Nadia moves between the competing perspectives of two survivors of the 1990s Balkan Wars who have escaped to London, only to discover that the war has followed them there. Nadia is a young refugee who just wants to forget the past—until Iggy starts temping at her London office. Afraid he may be a sniper from the war she fled, Nadia starts seeing threats everywhere, alongside unsettling visions of her lost girlfriend, Sanja. As her volatile connection with Iggy unravels, Nadia is forced to face the ethically shaky choices she made to escape the war, her survivor guilt, and her disavowed queer sexuality.
Christine Evans's novel takes us to the recent past of a war that broke apart a European country and that presciently foreshadowed the rise of ethno-nationalism in the West. Tense, suspenseful, and mordantly funny, Nadia tracks the complex ways in which a past marked by political violence can shadow and disrupt the present.
About the Author
Christine Evans writes internationally produced plays, opera libretti, and fiction. Her work has been staged at the Sydney Opera House and many other venues, and her plays are published by Samuel French. Originally from Australia, she is a professor of performing arts at Georgetown University, and lives in Washington, DC.
“Shockingly original, stunningly written, Nadia is fierce, funny, and tragic, filled with encroaching dread about a Serbian ex-sniper and a young Bosnian refugee who is so distinctive she should be patented. Like Emily St. John Mandel, the author plants us in a cryptic, dangerous new reality we never doubt for a second. To say I loved this novel is an understatement. To say you should read it is a command.”—Caroline Leavitt, author, With or Without You
“From its very first sentence, Christine Evans’s Nadia sweeps the reader up in a riveting tale of war, survival, love, and trauma.

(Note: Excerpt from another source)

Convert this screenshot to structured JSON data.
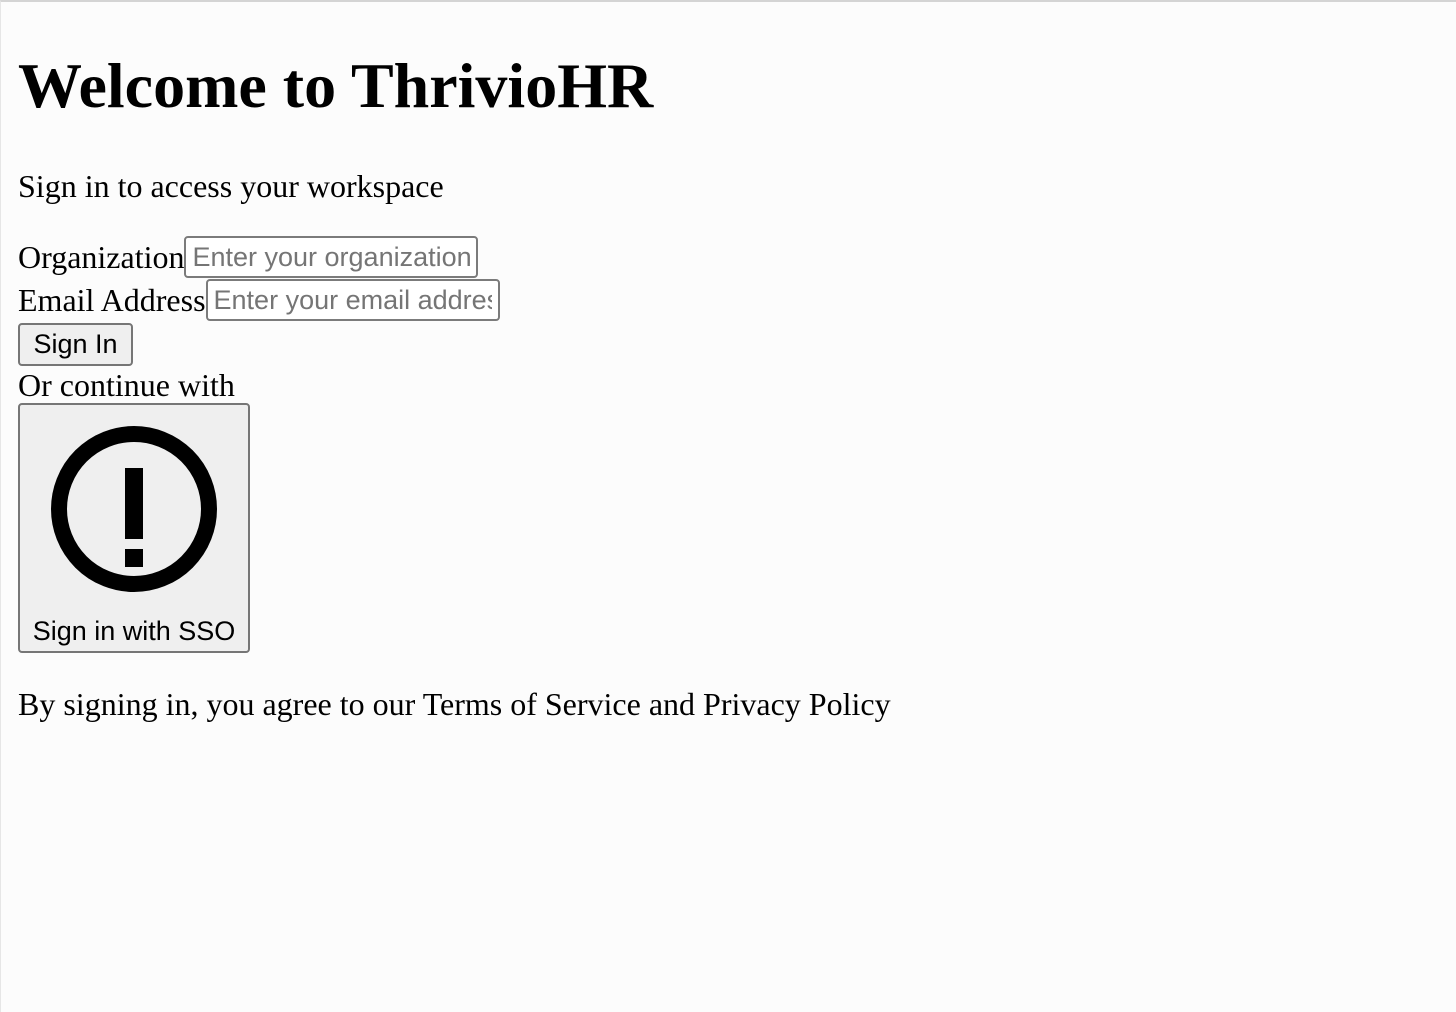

The story is set in London, just after the Balkan Wars, but is less about fighting than about the way any war forces those caught in it to face who they really are, what they believe, and what they will do about it. Nadia is immensely rewarding to read, touching both the intellect and the heart.”—Helen Benedict, author, Wolf Season

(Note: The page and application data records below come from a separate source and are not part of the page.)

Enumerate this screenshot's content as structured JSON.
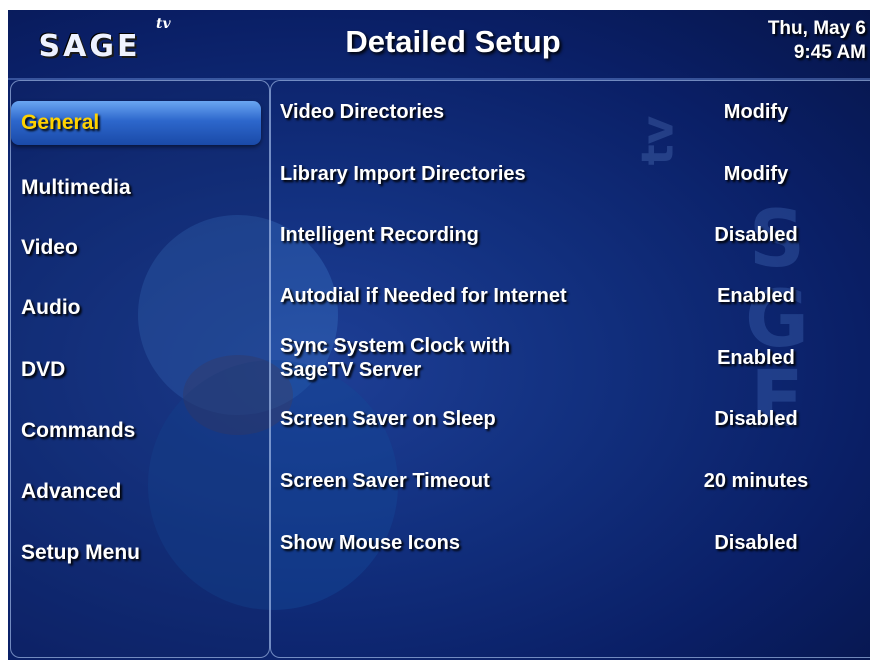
{
  "header": {
    "logo": "SAGE",
    "logo_tv": "tv",
    "title": "Detailed Setup",
    "date": "Thu, May 6",
    "time": "9:45 AM"
  },
  "menu": [
    {
      "label": "General",
      "selected": true
    },
    {
      "label": "Multimedia"
    },
    {
      "label": "Video"
    },
    {
      "label": "Audio"
    },
    {
      "label": "DVD"
    },
    {
      "label": "Commands"
    },
    {
      "label": "Advanced"
    },
    {
      "label": "Setup Menu"
    }
  ],
  "settings": [
    {
      "label": "Video Directories",
      "value": "Modify"
    },
    {
      "label": "Library Import Directories",
      "value": "Modify"
    },
    {
      "label": "Intelligent Recording",
      "value": "Disabled"
    },
    {
      "label": "Autodial if Needed for Internet",
      "value": "Enabled"
    },
    {
      "label": "Sync System Clock with SageTV Server",
      "value": "Enabled"
    },
    {
      "label": "Screen Saver on Sleep",
      "value": "Disabled"
    },
    {
      "label": "Screen Saver Timeout",
      "value": "20 minutes"
    },
    {
      "label": "Show Mouse Icons",
      "value": "Disabled"
    }
  ],
  "colors": {
    "background": "#0a1f66",
    "selected_text": "#ffd200",
    "text": "#ffffff"
  }
}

“Christine Evans writes with masterful restraint, achieving a literary debut that is both a page-turner and an exquisite rendering of queer resilience despite the specters of war. Like the quiet after a gunshot, the silences in Nadia crackle with threat. You won’t be able to put it down.”—Sarah Cypher, author, The Skin and Its Girl
“Christine Evans's Nadia is a brilliant meditation on how the forgotten will fight tooth and nail to be remembered, sneak in through the trap doors of our hearts, and border our vision. A master storyteller, Evans bends time and space with the precision of a mystic physicist.”—Sabrina Orah Mark, author, Happily: A Personal History with Fairy Tales
“A tale thick with trauma and acute with a sense of longing for a home that was erased, this often brutal, sometimes lovely, and always humane novel wades through the refuse of war to elevate those who were blotted out. . . . Nadia is a poetic, unflinching novel that centers on the victims and ripple effects of the Bosnian War.”—Foreword Reviews, starred review